Changing Jill’s Life with a Smile
Keep Calm and Smile On.
Dr. Sims and his staff work hard to make sure that you have a comfortable, positive experience. That’s why we are pleased to offer IV sedation for surgical and nonsurgical periodontal and implant procedures. We know you may feel anxious or apprehensive about receiving care—but we don’t want that to prevent you from getting the treatment you need and deserve. IV sedation is a safe and effective way to help you relax for your appointment. Because of the comfortable state of deep relaxation, when your treatment is complete, you will wake up with little or no memory of the appointment.
Common Questions about Dental IV Sedation
We understand that you may have many questions about IV Sedation before receiving treatment. Here are some of the most common questions and answers about IV Sedation:
Will I feel anything during my treatment?
Is IV Sedation the same as being unconscious?
Is IV Sedation safe?
How long will it take the IV Sedation to wear off?
Am I a good candidate for IV Sedation?
- Extreme dental anxiety, or fear of visiting the dentist
- Fear of needles and/or shots
- Past traumatic dental experience
- Inability to handle the smells or noises of being at a dentist’s office
- Overly sensitive teeth, a strong gag reflex, or trouble getting numb
- Need for a more complex dental treatment
- Self-conscious about your teeth
- Desire for a more comfortable dental treatment
If you feel that you could benefit from IV Sedation dentistry at your next appointment, please contact us and let us know how we can better accommodate your needs.
What is IV Sedation in Dentistry?
For patients who are desperately afraid of injections, going to the dentist or getting a wisdom tooth pulled or a root canal is agony in more than just the obvious ways.
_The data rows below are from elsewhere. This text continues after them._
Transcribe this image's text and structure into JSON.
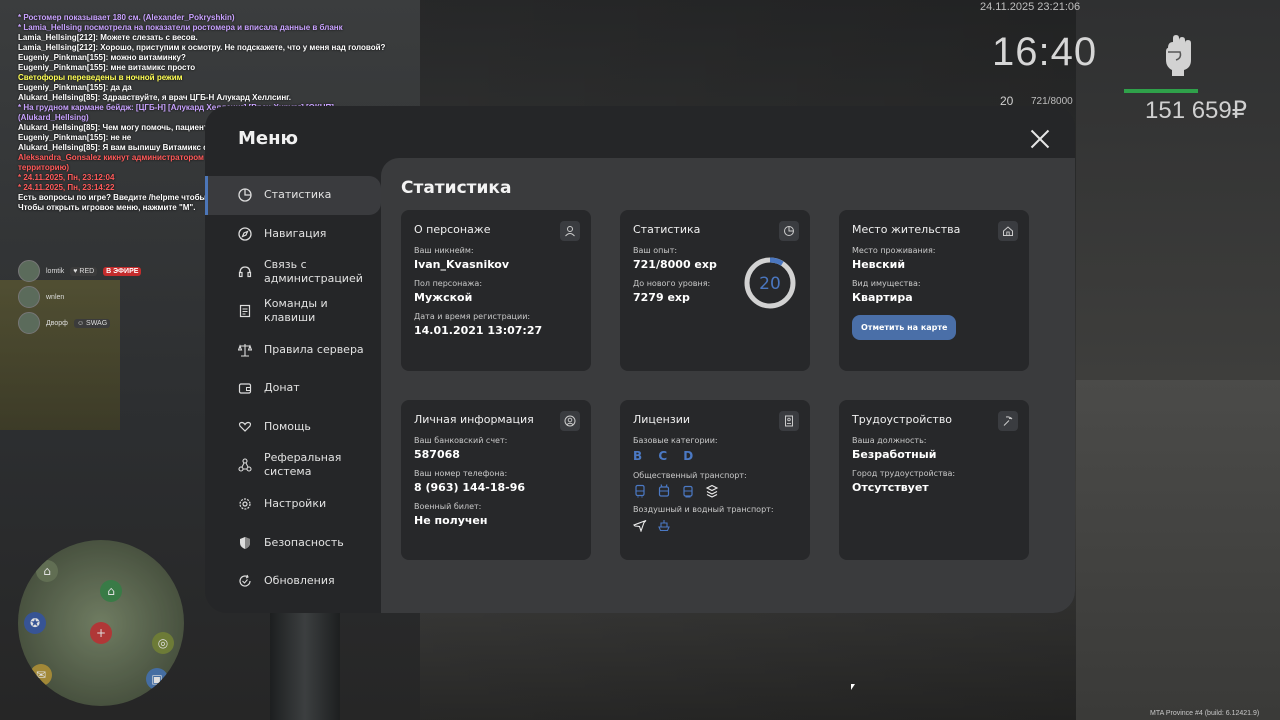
{
  "chat": [
    {
      "text": " * Ростомер показывает 180 см. (Alexander_Pokryshkin)",
      "color": "purple"
    },
    {
      "text": " * Lamia_Hellsing посмотрела на показатели ростомера и вписала данные в бланк",
      "color": "purple"
    },
    {
      "text": "Lamia_Hellsing[212]: Можете слезать с весов.",
      "color": "white"
    },
    {
      "text": "Lamia_Hellsing[212]: Хорошо, приступим к осмотру. Не подскажете, что у меня над головой?",
      "color": "white"
    },
    {
      "text": "Eugeniy_Pinkman[155]: можно витаминку?",
      "color": "white"
    },
    {
      "text": "Eugeniy_Pinkman[155]: мне витамикс просто",
      "color": "white"
    },
    {
      "text": "Светофоры переведены в ночной режим",
      "color": "yellow"
    },
    {
      "text": "Eugeniy_Pinkman[155]: да да",
      "color": "white"
    },
    {
      "text": "Alukard_Hellsing[85]: Здравствуйте, я врач ЦГБ-Н Алукард Хеллсинг.",
      "color": "white"
    },
    {
      "text": " * На грудном кармане бейдж: [ЦГБ-Н] [Алукард Хеллсинг] [Врач-Хирург] [ОКНП]. (Alukard_Hellsing)",
      "color": "purple"
    },
    {
      "text": "Alukard_Hellsing[85]: Чем могу помочь, пациент?",
      "color": "white"
    },
    {
      "text": "Eugeniy_Pinkman[155]: не не",
      "color": "white"
    },
    {
      "text": "Alukard_Hellsing[85]: Я вам выпишу Витамикс стоимостью 500р. Вы согласны?",
      "color": "white"
    },
    {
      "text": "Aleksandra_Gonsalez кикнут администратором Vasiliy_Iverskoy (Пропуски: на закрыщую территорию)",
      "color": "red"
    },
    {
      "text": " * 24.11.2025, Пн, 23:12:04",
      "color": "red"
    },
    {
      "text": " * 24.11.2025, Пн, 23:14:22",
      "color": "red"
    },
    {
      "text": "Есть вопросы по игре? Введите /helpme чтобы получить нужную информацию.",
      "color": "white"
    },
    {
      "text": "Чтобы открыть игровое меню, нажмите \"M\".",
      "color": "white"
    }
  ],
  "hud": {
    "datetime": "24.11.2025 23:21:06",
    "time": "16:40",
    "level": "20",
    "exp": "721/8000",
    "money": "151 659₽",
    "fist_icon": "fist-icon"
  },
  "voice": [
    {
      "name": "lomtik",
      "badge": "RED",
      "live": "В ЭФИРЕ"
    },
    {
      "name": "wnlen",
      "badge": "",
      "live": ""
    },
    {
      "name": "Дворф",
      "badge": "SWAG",
      "live": ""
    }
  ],
  "menu": {
    "title": "Меню",
    "sidebar": [
      {
        "label": "Статистика",
        "icon": "stats-icon"
      },
      {
        "label": "Навигация",
        "icon": "compass-icon"
      },
      {
        "label": "Связь с администрацией",
        "icon": "headset-icon"
      },
      {
        "label": "Команды и клавиши",
        "icon": "document-icon"
      },
      {
        "label": "Правила сервера",
        "icon": "scales-icon"
      },
      {
        "label": "Донат",
        "icon": "wallet-icon"
      },
      {
        "label": "Помощь",
        "icon": "heart-hands-icon"
      },
      {
        "label": "Реферальная система",
        "icon": "network-icon"
      },
      {
        "label": "Настройки",
        "icon": "gear-icon"
      },
      {
        "label": "Безопасность",
        "icon": "shield-icon"
      },
      {
        "label": "Обновления",
        "icon": "refresh-icon"
      }
    ],
    "content_title": "Статистика",
    "cards": {
      "person": {
        "title": "О персонаже",
        "nick_label": "Ваш никнейм:",
        "nick": "Ivan_Kvasnikov",
        "gender_label": "Пол персонажа:",
        "gender": "Мужской",
        "reg_label": "Дата и время регистрации:",
        "reg": "14.01.2021 13:07:27"
      },
      "stats": {
        "title": "Статистика",
        "exp_label": "Ваш опыт:",
        "exp": "721/8000 exp",
        "next_label": "До нового уровня:",
        "next": "7279 exp",
        "level": "20",
        "progress": 0.09
      },
      "residence": {
        "title": "Место жительства",
        "place_label": "Место проживания:",
        "place": "Невский",
        "type_label": "Вид имущества:",
        "type": "Квартира",
        "button": "Отметить на карте"
      },
      "personal": {
        "title": "Личная информация",
        "bank_label": "Ваш банковский счет:",
        "bank": "587068",
        "phone_label": "Ваш номер телефона:",
        "phone": "8 (963) 144-18-96",
        "military_label": "Военный билет:",
        "military": "Не получен"
      },
      "licenses": {
        "title": "Лицензии",
        "base_label": "Базовые категории:",
        "base": "B C D",
        "public_label": "Общественный транспорт:",
        "air_label": "Воздушный и водный транспорт:"
      },
      "job": {
        "title": "Трудоустройство",
        "position_label": "Ваша должность:",
        "position": "Безработный",
        "city_label": "Город трудоустройства:",
        "city": "Отсутствует"
      }
    }
  },
  "footer": "MTA Province #4 (build: 6.12421.9)"
}
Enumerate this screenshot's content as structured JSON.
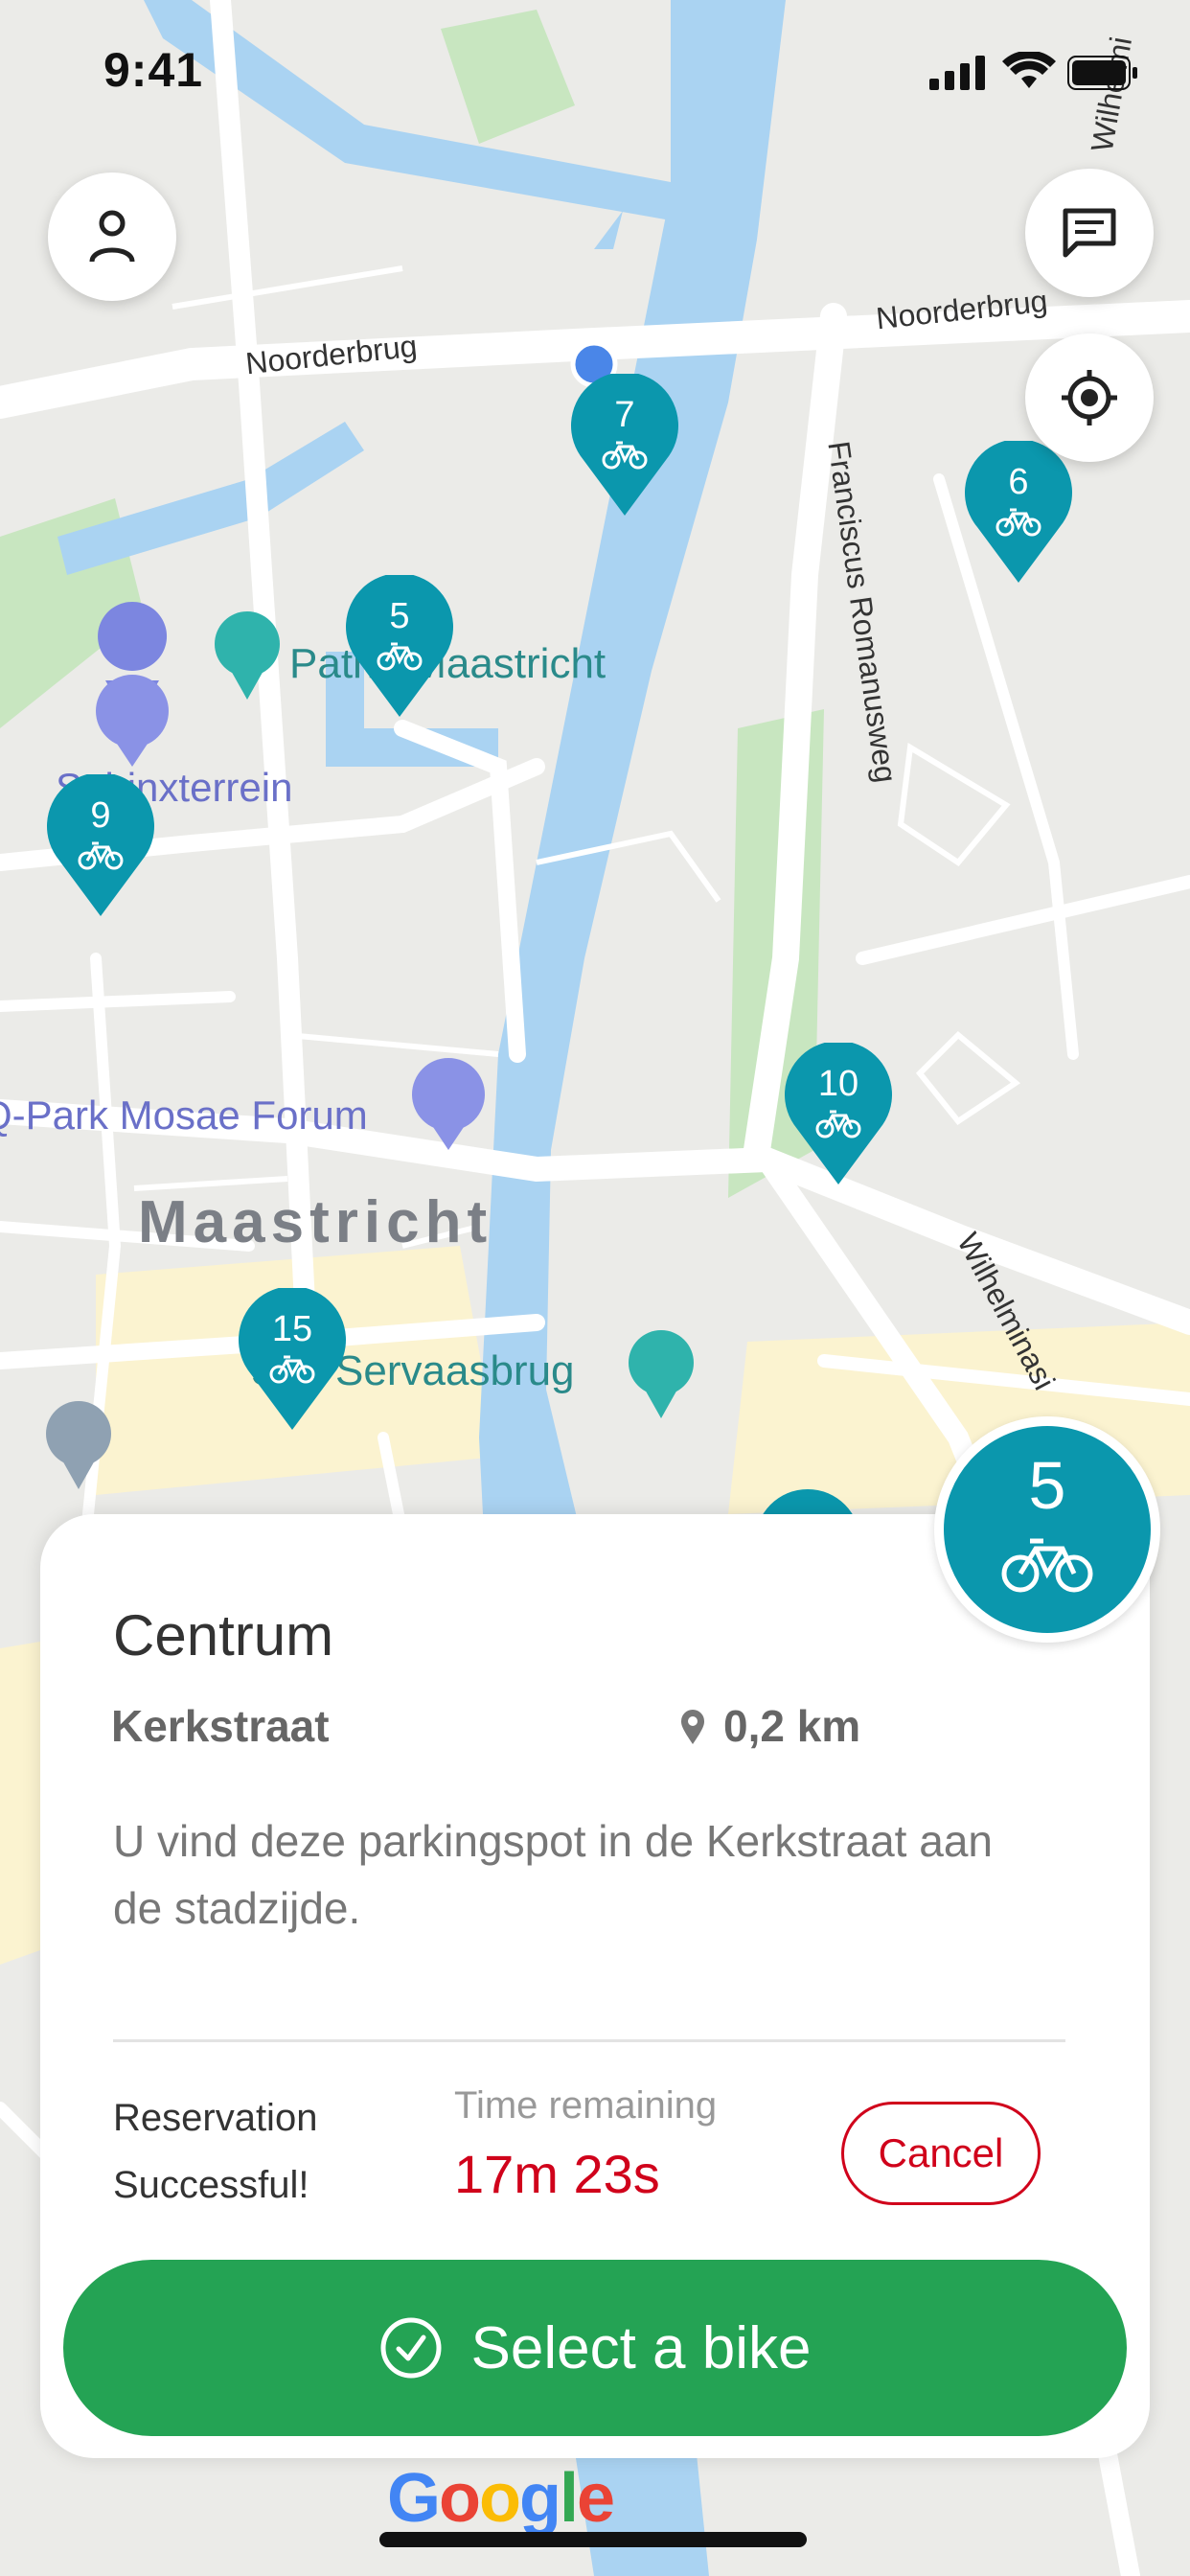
{
  "status_bar": {
    "time": "9:41"
  },
  "map": {
    "road_labels": [
      "Noorderbrug",
      "Noorderbrug",
      "Franciscus Romanusweg",
      "Wilhelminasi",
      "Wilhelmi"
    ],
    "pois": [
      "Pathé Maastricht",
      "Sphinxterrein",
      "Q-Park Mosae Forum",
      "Maastricht",
      "Sint Servaasbrug"
    ],
    "markers": [
      {
        "count": "7"
      },
      {
        "count": "6"
      },
      {
        "count": "5"
      },
      {
        "count": "9"
      },
      {
        "count": "10"
      },
      {
        "count": "15"
      }
    ],
    "colors": {
      "marker": "#0b97ad",
      "water": "#aad3f2",
      "park": "#c8e6c0",
      "accent_green": "#24a354",
      "alert_red": "#d0021b"
    }
  },
  "buttons": {
    "profile_icon": "person-icon",
    "messages_icon": "message-icon",
    "locate_icon": "crosshair-icon"
  },
  "card": {
    "bike_count": "5",
    "title": "Centrum",
    "street": "Kerkstraat",
    "distance": "0,2 km",
    "description": "U vind deze parkingspot in de Kerkstraat aan de stadzijde.",
    "reservation_line1": "Reservation",
    "reservation_line2": "Successful!",
    "time_remaining_label": "Time remaining",
    "time_remaining_value": "17m 23s",
    "cancel_label": "Cancel",
    "select_label": "Select a bike"
  },
  "brand": {
    "google": "Google"
  }
}
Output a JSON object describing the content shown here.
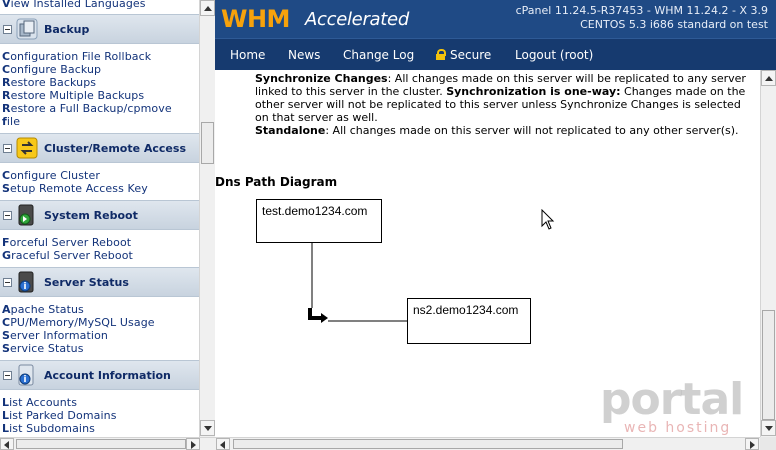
{
  "sidebar": {
    "top_link": "View Installed Languages",
    "categories": [
      {
        "label": "Backup",
        "links": [
          "Configuration File Rollback",
          "Configure Backup",
          "Restore Backups",
          "Restore Multiple Backups",
          "Restore a Full Backup/cpmove",
          "file"
        ]
      },
      {
        "label": "Cluster/Remote Access",
        "links": [
          "Configure Cluster",
          "Setup Remote Access Key"
        ]
      },
      {
        "label": "System Reboot",
        "links": [
          "Forceful Server Reboot",
          "Graceful Server Reboot"
        ]
      },
      {
        "label": "Server Status",
        "links": [
          "Apache Status",
          "CPU/Memory/MySQL Usage",
          "Server Information",
          "Service Status"
        ]
      },
      {
        "label": "Account Information",
        "links": [
          "List Accounts",
          "List Parked Domains",
          "List Subdomains"
        ]
      }
    ]
  },
  "header": {
    "logo_whm": "WHM",
    "logo_accelerated": "Accelerated",
    "version_line": "cPanel 11.24.5-R37453 - WHM 11.24.2 - X 3.9",
    "os_line": "CENTOS 5.3 i686 standard on test"
  },
  "nav": {
    "items": [
      "Home",
      "News",
      "Change Log",
      "Secure",
      "Logout (root)"
    ]
  },
  "main": {
    "sync_label": "Synchronize Changes",
    "sync_text": ": All changes made on this server will be replicated to any server linked to this server in the cluster. ",
    "oneway_label": "Synchronization is one-way:",
    "oneway_text": " Changes made on the other server will not be replicated to this server unless Synchronize Changes is selected on that server as well.",
    "standalone_label": "Standalone",
    "standalone_text": ": All changes made on this server will not replicated to any other server(s).",
    "diagram_title": "Dns Path Diagram",
    "diagram": {
      "source_host": "test.demo1234.com",
      "target_host": "ns2.demo1234.com"
    }
  },
  "watermark": {
    "main": "portal",
    "sub": "web hosting"
  },
  "colors": {
    "header_bg": "#1f4a85",
    "nav_bg": "#163a6f",
    "logo_accent": "#f7a20c",
    "sidebar_link": "#13337a"
  }
}
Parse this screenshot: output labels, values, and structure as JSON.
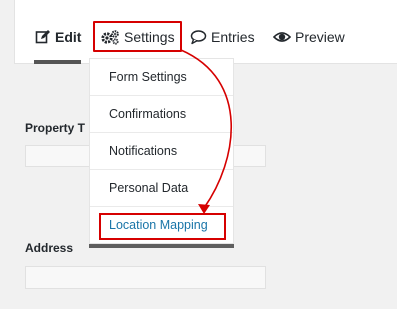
{
  "tabs": {
    "edit": "Edit",
    "settings": "Settings",
    "entries": "Entries",
    "preview": "Preview"
  },
  "form": {
    "property_label": "Property T",
    "address_label": "Address"
  },
  "settings_menu": {
    "items": [
      "Form Settings",
      "Confirmations",
      "Notifications",
      "Personal Data",
      "Location Mapping"
    ],
    "selected": "Location Mapping"
  },
  "colors": {
    "highlight": "#d60000",
    "link": "#1a75a8",
    "text": "#23282d"
  },
  "icons": {
    "edit": "edit-icon",
    "settings": "gears-icon",
    "entries": "speech-bubble-icon",
    "preview": "eye-icon"
  }
}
Instead of giving up on having healthy teeth and visiting your dentist, maybe it’s time to consider Dental IV sedation.
What is IV Sedation?
IV or intravenous sedation is a procedure that allows your periodontist or oral surgeon to provide anti-anxiety medications, like those used in oral sedation, directly into your bloodstream. You may sometimes see this referred to as “sleep” or “twilight” dentistry which may make you think you’ll be completely unconscious during your procedure. In fact, you remain awake the entire time and will be able to respond to your dentist’s questions. You may not, however, remember much or anything once the medication wears off.
Because of the nature of Dental IV sedation, you must have an adult come with you to your procedure and drive you home. They will also need to take note of what you have to do in the hours and days after your procedure and help you until the sedation wears off. While it’s an effective form of sedation, it’s not one to be taken lightly.
How IV Sedation Works
IV sedation puts you in a state of deep relaxation, much more than laughing gas or oral sedation. While the drugs are being administered, you generally won’t care at all about anything going on around you. Time will seem to pass very quickly, and you will likely experience partial or even full memory loss of the procedure when it’s over.
To receive IV sedation, a needle is used to insert a tube into a vein, usually on the top of your hand. The sedation drug is administered through this tube so it goes directly to your bloodstream. The IV stays in your vein for the entire procedure. While you’re under sedation, your pulse and oxygen levels will be monitored to make sure you don’t have a bad reaction. Before and after sedation, your blood pressure will be checked, too.
What Medication is Used
Like oral sedation, IV sedation uses benzodiazepines to reduce anxiety and fear during the procedure. The most common drugs used are Midazolam and Diazepam. This is in a different dosage than the oral sedation method. As anti-anxiety medications, they’re designed to relax you and make you sleepy. At this dosage, it can result in amnesia.
Pain medications like opioids are sometimes added to the IV sedation. This isn’t typical for everyone because the area being worked on will be numbed and pain should be minimal. Pain meds are most often used when a procedure will last a long time or if the postoperative pain will be unbearable. Even with the addition of pain medication, IV sedation is considered extremely safe for the vast majority of patients.